━━ Record excerpts ━━
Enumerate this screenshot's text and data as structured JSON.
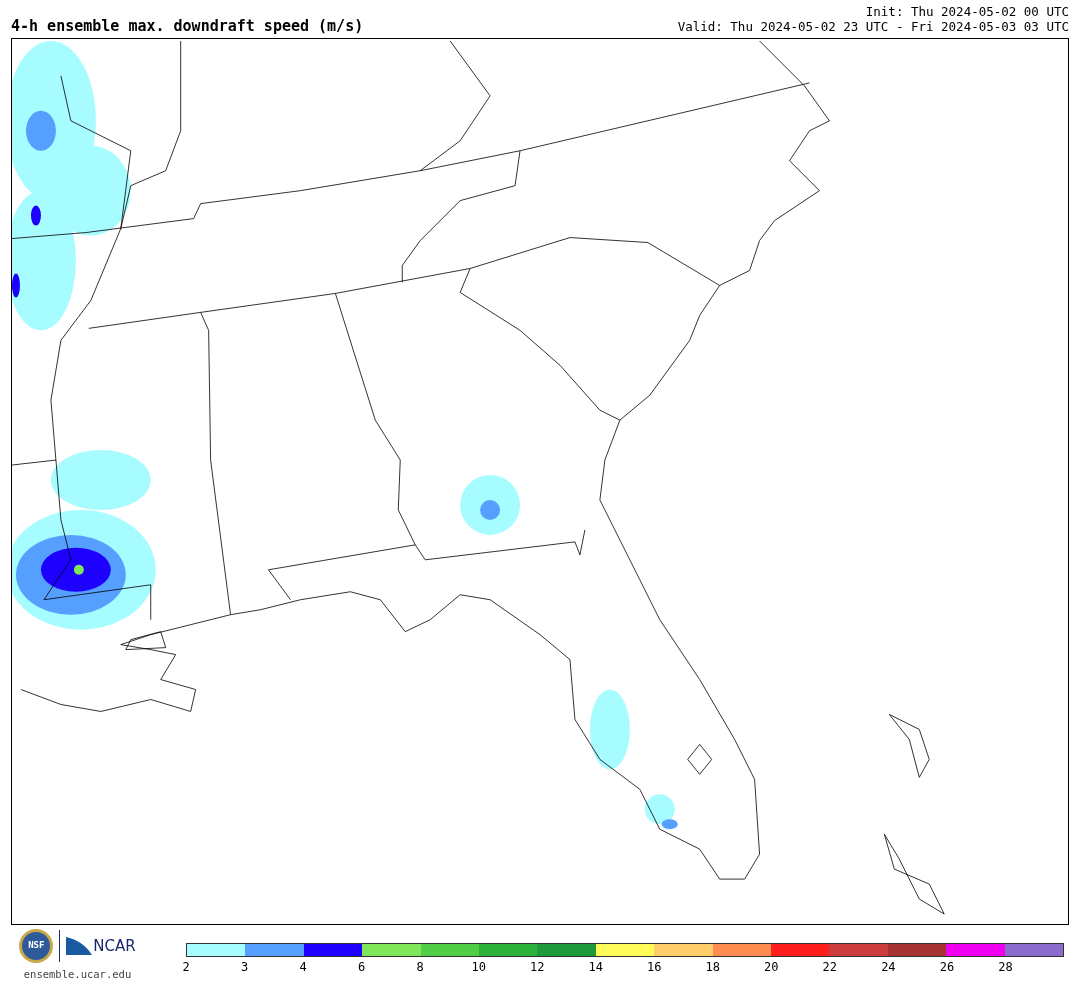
{
  "title": "4-h ensemble max. downdraft speed (m/s)",
  "init": "Init: Thu 2024-05-02 00 UTC",
  "valid": "Valid: Thu 2024-05-02 23 UTC - Fri 2024-05-03 03 UTC",
  "logos": {
    "nsf": "NSF",
    "ncar": "NCAR",
    "website": "ensemble.ucar.edu"
  },
  "colorbar": {
    "bins": [
      {
        "color": "#a6fcff",
        "label": "2"
      },
      {
        "color": "#55a0ff",
        "label": "3"
      },
      {
        "color": "#1e00ff",
        "label": "4"
      },
      {
        "color": "#80e65a",
        "label": "6"
      },
      {
        "color": "#50ce46",
        "label": "8"
      },
      {
        "color": "#2db33c",
        "label": "10"
      },
      {
        "color": "#1e9a3c",
        "label": "12"
      },
      {
        "color": "#fffc5a",
        "label": "14"
      },
      {
        "color": "#ffcd69",
        "label": "16"
      },
      {
        "color": "#ff8c50",
        "label": "18"
      },
      {
        "color": "#ff1e1e",
        "label": "20"
      },
      {
        "color": "#cd3c3c",
        "label": "22"
      },
      {
        "color": "#a53232",
        "label": "24"
      },
      {
        "color": "#ef00ef",
        "label": "26"
      },
      {
        "color": "#8a6ccc",
        "label": "28"
      }
    ]
  }
}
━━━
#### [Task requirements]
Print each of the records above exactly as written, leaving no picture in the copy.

#### [Reply]
Enumerate this screenshot's text and data as structured JSON.
{
  "title": "4-h ensemble max. downdraft speed (m/s)",
  "init": "Init: Thu 2024-05-02 00 UTC",
  "valid": "Valid: Thu 2024-05-02 23 UTC - Fri 2024-05-03 03 UTC",
  "logos": {
    "nsf": "NSF",
    "ncar": "NCAR",
    "website": "ensemble.ucar.edu"
  },
  "colorbar": {
    "bins": [
      {
        "color": "#a6fcff",
        "label": "2"
      },
      {
        "color": "#55a0ff",
        "label": "3"
      },
      {
        "color": "#1e00ff",
        "label": "4"
      },
      {
        "color": "#80e65a",
        "label": "6"
      },
      {
        "color": "#50ce46",
        "label": "8"
      },
      {
        "color": "#2db33c",
        "label": "10"
      },
      {
        "color": "#1e9a3c",
        "label": "12"
      },
      {
        "color": "#fffc5a",
        "label": "14"
      },
      {
        "color": "#ffcd69",
        "label": "16"
      },
      {
        "color": "#ff8c50",
        "label": "18"
      },
      {
        "color": "#ff1e1e",
        "label": "20"
      },
      {
        "color": "#cd3c3c",
        "label": "22"
      },
      {
        "color": "#a53232",
        "label": "24"
      },
      {
        "color": "#ef00ef",
        "label": "26"
      },
      {
        "color": "#8a6ccc",
        "label": "28"
      }
    ]
  }
}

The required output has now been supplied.